> [ABOUT THIS EXERCISE] Set down exactly the lines below, from the one containing "Convert this screenshot" through the final line, and include no others.

> [MATERIALS PROVIDED]

/---

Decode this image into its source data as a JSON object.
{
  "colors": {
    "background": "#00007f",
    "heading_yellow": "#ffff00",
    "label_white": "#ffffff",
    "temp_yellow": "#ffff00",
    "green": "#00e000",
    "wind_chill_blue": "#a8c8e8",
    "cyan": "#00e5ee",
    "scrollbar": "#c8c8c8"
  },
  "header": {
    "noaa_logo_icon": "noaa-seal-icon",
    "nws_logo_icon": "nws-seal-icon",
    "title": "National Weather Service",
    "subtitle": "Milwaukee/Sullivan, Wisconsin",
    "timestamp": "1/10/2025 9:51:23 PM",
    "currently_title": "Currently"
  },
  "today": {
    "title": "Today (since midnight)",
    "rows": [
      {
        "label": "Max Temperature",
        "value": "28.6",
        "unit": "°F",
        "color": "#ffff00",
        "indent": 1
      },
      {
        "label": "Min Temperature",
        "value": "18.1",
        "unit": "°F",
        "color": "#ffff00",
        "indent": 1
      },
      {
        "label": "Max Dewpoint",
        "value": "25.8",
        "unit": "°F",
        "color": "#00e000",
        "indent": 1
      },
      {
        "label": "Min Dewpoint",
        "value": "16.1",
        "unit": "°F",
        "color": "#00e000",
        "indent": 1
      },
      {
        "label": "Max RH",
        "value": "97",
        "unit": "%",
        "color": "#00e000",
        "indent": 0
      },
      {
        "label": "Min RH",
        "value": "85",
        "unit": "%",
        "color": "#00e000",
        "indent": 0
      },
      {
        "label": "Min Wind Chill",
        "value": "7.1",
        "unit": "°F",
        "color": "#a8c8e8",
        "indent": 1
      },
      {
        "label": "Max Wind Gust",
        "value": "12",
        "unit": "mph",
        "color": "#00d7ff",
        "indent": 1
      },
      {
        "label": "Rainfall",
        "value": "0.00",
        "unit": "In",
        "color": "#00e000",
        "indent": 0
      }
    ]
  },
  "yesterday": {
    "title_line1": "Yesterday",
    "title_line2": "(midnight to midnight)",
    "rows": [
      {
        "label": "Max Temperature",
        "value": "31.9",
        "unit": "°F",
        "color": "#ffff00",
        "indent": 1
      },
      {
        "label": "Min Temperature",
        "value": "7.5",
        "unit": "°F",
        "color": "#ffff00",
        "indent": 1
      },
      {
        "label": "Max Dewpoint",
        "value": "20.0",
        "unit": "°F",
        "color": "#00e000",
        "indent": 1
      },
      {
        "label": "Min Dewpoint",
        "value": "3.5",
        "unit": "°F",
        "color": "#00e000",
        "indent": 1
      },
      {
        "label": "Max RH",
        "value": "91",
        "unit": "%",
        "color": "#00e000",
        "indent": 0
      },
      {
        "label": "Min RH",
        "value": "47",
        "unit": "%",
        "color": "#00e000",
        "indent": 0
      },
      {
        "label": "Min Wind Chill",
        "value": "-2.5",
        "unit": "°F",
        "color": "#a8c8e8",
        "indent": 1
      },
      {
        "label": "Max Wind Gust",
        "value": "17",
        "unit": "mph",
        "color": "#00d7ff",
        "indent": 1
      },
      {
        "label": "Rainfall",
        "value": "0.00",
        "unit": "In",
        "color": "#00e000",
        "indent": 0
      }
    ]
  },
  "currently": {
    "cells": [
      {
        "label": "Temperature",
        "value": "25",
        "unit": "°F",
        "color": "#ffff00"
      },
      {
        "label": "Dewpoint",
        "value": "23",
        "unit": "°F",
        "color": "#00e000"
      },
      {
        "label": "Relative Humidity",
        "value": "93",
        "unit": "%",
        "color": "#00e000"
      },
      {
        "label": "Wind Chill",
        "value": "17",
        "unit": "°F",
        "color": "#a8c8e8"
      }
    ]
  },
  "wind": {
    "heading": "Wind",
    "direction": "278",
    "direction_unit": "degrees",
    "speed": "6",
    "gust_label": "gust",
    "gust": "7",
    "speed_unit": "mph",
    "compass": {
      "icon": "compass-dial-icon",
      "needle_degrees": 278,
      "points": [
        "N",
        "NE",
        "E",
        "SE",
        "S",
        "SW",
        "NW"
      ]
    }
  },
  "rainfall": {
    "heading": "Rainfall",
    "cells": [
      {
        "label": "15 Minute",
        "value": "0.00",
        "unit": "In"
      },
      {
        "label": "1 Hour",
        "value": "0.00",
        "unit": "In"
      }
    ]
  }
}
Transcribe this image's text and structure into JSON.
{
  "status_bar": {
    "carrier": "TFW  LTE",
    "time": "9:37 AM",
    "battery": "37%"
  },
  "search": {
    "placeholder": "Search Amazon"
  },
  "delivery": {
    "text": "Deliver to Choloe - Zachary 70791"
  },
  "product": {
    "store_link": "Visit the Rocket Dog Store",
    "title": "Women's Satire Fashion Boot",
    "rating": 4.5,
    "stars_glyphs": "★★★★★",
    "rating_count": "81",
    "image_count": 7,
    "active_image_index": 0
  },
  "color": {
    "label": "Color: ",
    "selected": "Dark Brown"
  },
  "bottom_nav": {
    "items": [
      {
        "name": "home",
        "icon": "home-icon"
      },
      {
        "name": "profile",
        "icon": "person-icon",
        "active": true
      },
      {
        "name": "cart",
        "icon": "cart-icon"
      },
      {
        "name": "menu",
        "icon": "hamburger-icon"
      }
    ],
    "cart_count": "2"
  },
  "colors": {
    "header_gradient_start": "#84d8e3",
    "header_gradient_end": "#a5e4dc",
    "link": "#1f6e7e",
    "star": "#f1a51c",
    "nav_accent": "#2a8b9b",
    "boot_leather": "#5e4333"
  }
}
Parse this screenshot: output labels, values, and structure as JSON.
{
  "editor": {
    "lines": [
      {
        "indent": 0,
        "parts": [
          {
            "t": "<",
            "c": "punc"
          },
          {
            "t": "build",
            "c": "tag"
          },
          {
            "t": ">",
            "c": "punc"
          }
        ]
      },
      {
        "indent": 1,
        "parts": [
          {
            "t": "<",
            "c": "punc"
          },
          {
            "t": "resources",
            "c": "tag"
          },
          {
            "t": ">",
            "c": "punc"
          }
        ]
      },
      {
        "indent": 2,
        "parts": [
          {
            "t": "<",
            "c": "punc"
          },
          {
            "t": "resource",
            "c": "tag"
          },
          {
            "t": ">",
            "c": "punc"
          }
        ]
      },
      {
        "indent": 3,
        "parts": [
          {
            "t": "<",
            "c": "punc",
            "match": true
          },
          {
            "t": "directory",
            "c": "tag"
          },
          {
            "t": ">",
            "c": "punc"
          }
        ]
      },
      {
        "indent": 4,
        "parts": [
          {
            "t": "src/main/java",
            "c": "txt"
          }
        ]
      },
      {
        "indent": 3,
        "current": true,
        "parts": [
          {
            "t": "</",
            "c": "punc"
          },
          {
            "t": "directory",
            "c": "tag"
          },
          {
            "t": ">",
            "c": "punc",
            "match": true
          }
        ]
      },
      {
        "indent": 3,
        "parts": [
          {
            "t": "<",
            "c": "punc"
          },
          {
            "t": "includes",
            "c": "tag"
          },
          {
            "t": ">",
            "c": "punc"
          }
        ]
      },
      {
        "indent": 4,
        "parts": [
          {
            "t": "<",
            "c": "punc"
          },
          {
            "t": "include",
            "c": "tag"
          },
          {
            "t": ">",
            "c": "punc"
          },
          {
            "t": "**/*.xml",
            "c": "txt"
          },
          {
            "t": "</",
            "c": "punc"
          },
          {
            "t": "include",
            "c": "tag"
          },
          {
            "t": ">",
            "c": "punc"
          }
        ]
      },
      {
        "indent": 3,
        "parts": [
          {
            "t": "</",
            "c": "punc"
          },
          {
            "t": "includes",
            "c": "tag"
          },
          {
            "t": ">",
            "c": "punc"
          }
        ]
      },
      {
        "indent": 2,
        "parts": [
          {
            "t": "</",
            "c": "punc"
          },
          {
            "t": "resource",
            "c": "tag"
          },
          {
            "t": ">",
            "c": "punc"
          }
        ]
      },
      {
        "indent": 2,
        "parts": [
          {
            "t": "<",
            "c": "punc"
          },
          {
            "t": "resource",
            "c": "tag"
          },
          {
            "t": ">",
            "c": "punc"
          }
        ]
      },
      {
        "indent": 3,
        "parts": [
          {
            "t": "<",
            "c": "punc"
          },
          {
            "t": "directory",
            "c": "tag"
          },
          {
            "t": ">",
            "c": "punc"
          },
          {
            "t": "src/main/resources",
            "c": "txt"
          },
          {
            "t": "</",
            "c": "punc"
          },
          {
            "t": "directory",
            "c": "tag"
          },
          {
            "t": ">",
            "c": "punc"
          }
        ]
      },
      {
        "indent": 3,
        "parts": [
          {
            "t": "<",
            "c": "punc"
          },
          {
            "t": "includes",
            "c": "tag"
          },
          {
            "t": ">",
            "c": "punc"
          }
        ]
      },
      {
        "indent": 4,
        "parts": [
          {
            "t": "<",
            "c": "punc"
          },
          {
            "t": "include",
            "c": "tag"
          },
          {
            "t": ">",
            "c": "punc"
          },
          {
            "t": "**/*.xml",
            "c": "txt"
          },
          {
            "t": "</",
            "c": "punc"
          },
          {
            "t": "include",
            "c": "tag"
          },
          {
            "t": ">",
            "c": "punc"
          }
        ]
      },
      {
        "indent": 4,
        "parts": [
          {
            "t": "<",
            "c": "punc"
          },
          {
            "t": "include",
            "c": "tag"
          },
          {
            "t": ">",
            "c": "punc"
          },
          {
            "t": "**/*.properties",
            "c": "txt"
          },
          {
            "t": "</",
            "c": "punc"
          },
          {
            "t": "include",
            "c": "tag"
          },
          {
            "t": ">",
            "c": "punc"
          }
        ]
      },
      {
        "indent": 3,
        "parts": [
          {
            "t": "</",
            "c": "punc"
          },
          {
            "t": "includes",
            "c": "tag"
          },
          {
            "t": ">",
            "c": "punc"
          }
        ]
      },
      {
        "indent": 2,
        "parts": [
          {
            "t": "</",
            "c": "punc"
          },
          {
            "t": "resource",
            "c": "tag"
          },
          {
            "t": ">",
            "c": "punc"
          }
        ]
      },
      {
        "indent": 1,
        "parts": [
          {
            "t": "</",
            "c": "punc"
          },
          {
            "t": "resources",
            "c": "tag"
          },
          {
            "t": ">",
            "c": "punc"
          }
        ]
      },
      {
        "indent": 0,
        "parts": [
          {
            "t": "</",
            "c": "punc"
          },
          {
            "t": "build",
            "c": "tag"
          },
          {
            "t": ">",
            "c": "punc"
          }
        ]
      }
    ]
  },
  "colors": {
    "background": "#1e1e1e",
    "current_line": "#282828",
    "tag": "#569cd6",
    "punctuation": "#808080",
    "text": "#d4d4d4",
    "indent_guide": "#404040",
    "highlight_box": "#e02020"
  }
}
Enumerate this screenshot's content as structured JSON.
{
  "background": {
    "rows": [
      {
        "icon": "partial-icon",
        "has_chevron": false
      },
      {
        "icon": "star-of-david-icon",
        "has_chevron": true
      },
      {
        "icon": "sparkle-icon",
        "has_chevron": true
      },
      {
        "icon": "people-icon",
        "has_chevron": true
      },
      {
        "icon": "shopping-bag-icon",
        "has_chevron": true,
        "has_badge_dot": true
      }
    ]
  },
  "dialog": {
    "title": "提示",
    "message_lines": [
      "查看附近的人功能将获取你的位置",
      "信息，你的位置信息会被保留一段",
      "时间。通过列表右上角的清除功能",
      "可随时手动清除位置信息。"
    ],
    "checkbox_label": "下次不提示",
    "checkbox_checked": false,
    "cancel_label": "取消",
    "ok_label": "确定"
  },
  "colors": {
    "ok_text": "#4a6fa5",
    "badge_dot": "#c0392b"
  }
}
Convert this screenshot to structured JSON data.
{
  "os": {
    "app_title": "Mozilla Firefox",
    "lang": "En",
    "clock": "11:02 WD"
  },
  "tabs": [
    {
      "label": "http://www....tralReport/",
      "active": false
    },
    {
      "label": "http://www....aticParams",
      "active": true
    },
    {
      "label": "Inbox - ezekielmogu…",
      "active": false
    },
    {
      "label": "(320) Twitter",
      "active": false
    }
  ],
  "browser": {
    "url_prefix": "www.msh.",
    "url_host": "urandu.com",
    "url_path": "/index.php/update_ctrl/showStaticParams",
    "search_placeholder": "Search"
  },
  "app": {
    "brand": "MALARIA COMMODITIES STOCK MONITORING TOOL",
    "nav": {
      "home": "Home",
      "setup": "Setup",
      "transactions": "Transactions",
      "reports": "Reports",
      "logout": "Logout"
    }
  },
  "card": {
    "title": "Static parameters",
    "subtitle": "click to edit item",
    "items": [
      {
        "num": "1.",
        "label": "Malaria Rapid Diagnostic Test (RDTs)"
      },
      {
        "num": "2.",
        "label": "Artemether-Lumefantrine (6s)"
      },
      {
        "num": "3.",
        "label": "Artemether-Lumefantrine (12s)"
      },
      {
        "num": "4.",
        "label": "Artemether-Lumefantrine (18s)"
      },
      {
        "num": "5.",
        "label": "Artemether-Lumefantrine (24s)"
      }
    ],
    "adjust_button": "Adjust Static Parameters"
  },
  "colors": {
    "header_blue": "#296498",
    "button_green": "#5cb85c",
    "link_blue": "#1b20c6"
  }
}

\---

> [SOLUTION TO THIS TASK]
Convert this screenshot to structured JSON data.
{
  "os": {
    "app_title": "Mozilla Firefox",
    "lang": "En",
    "clock": "11:02 WD"
  },
  "tabs": [
    {
      "label": "http://www....tralReport/",
      "active": false
    },
    {
      "label": "http://www....aticParams",
      "active": true
    },
    {
      "label": "Inbox - ezekielmogu…",
      "active": false
    },
    {
      "label": "(320) Twitter",
      "active": false
    }
  ],
  "browser": {
    "url_prefix": "www.msh.",
    "url_host": "urandu.com",
    "url_path": "/index.php/update_ctrl/showStaticParams",
    "search_placeholder": "Search"
  },
  "app": {
    "brand": "MALARIA COMMODITIES STOCK MONITORING TOOL",
    "nav": {
      "home": "Home",
      "setup": "Setup",
      "transactions": "Transactions",
      "reports": "Reports",
      "logout": "Logout"
    }
  },
  "card": {
    "title": "Static parameters",
    "subtitle": "click to edit item",
    "items": [
      {
        "num": "1.",
        "label": "Malaria Rapid Diagnostic Test (RDTs)"
      },
      {
        "num": "2.",
        "label": "Artemether-Lumefantrine (6s)"
      },
      {
        "num": "3.",
        "label": "Artemether-Lumefantrine (12s)"
      },
      {
        "num": "4.",
        "label": "Artemether-Lumefantrine (18s)"
      },
      {
        "num": "5.",
        "label": "Artemether-Lumefantrine (24s)"
      }
    ],
    "adjust_button": "Adjust Static Parameters"
  },
  "colors": {
    "header_blue": "#296498",
    "button_green": "#5cb85c",
    "link_blue": "#1b20c6"
  }
}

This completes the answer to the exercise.